Required work:
Work through the listing below and count the lines that hold "image". Answer with the number alone.

Dataset content:
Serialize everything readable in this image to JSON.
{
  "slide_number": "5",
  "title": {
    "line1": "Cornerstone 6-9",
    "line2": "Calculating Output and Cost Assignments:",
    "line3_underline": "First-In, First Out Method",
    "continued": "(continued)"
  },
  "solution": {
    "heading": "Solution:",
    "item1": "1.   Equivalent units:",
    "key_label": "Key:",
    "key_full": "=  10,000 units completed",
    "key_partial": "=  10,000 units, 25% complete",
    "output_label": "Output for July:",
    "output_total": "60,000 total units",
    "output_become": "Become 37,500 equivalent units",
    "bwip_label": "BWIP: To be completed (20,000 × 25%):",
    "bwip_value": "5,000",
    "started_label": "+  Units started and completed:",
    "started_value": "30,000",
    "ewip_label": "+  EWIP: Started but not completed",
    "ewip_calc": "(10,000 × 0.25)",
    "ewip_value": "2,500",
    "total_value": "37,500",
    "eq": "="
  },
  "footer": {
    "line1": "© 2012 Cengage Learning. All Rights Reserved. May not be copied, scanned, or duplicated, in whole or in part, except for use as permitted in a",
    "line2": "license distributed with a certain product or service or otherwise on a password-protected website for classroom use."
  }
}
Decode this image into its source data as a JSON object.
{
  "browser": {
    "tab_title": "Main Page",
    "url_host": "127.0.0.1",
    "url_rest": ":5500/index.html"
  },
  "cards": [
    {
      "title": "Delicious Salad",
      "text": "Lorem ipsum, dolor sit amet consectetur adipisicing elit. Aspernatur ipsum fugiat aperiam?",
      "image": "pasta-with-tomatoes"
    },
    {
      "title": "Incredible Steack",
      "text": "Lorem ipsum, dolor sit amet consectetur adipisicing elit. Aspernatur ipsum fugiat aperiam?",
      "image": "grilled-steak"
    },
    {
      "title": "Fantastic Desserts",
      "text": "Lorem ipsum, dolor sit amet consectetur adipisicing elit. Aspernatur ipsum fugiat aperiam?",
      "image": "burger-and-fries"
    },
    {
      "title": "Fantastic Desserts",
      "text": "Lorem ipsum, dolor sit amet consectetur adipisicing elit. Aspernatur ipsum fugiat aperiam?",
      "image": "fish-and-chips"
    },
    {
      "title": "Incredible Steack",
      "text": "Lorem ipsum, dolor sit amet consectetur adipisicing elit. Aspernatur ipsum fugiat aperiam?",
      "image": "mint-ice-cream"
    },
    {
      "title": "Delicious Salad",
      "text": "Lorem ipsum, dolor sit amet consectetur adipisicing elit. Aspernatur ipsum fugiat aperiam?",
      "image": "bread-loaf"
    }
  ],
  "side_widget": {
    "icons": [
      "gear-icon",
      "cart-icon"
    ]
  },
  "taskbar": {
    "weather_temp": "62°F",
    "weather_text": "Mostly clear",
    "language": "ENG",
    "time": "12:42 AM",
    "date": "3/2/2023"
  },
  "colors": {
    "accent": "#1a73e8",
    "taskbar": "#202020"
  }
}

Written solution:
8